Data shown:
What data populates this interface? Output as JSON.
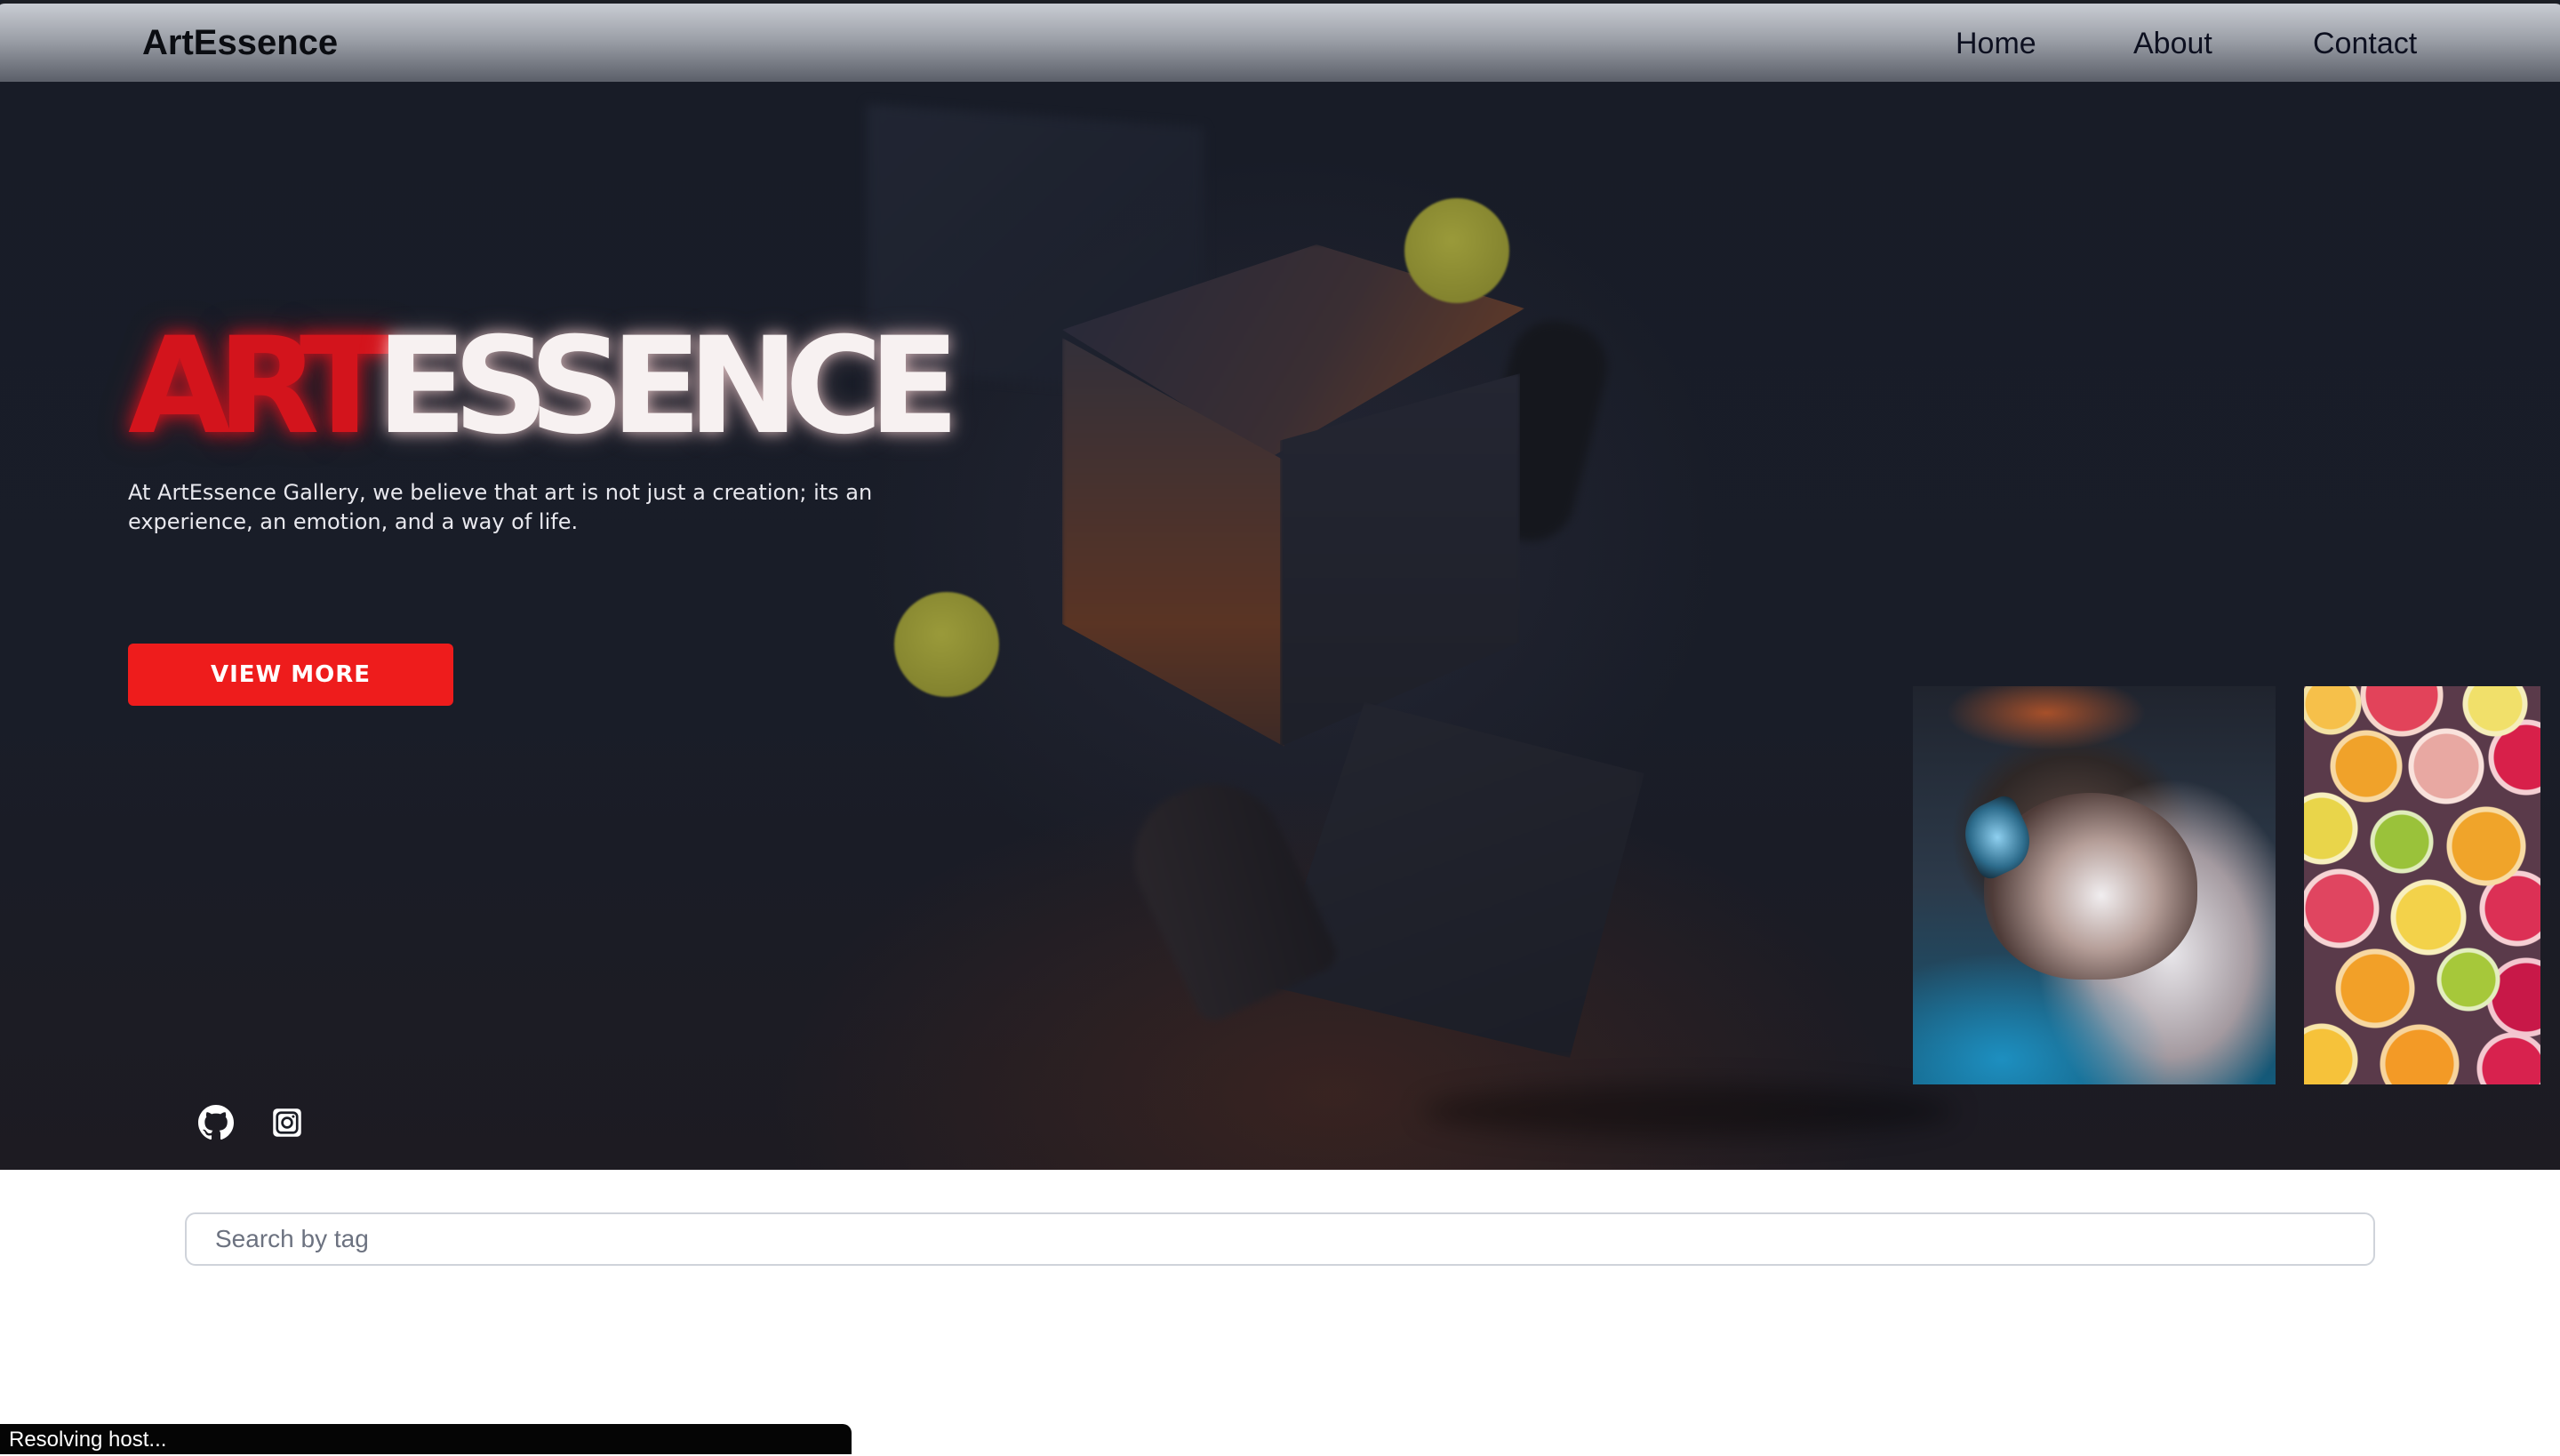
{
  "navbar": {
    "brand": "ArtEssence",
    "links": [
      {
        "label": "Home"
      },
      {
        "label": "About"
      },
      {
        "label": "Contact"
      }
    ]
  },
  "hero": {
    "title_red": "ART",
    "title_white": "ESSENCE",
    "description": "At ArtEssence Gallery, we believe that art is not just a creation; its an experience, an emotion, and a way of life.",
    "button_label": "VIEW MORE",
    "social": [
      {
        "icon": "github-icon"
      },
      {
        "icon": "instagram-icon"
      }
    ]
  },
  "gallery": {
    "thumbnails": [
      {
        "subject": "cat with butterfly"
      },
      {
        "subject": "citrus fruit slices"
      }
    ]
  },
  "search": {
    "placeholder": "Search by tag",
    "value": ""
  },
  "status": {
    "text": "Resolving host..."
  },
  "colors": {
    "accent_red": "#ee1c1c",
    "hero_bg": "#181c27",
    "navbar_gradient_top": "#c9ccd3",
    "navbar_gradient_bottom": "#5b5f69"
  }
}
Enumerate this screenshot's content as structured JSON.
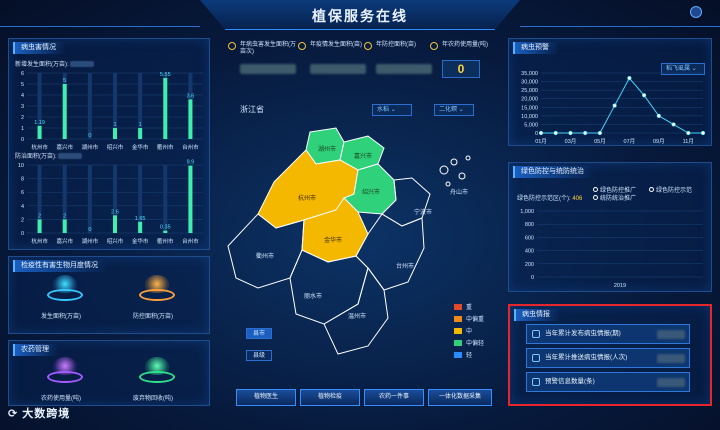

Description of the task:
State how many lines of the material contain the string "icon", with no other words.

Output of the exercise:
2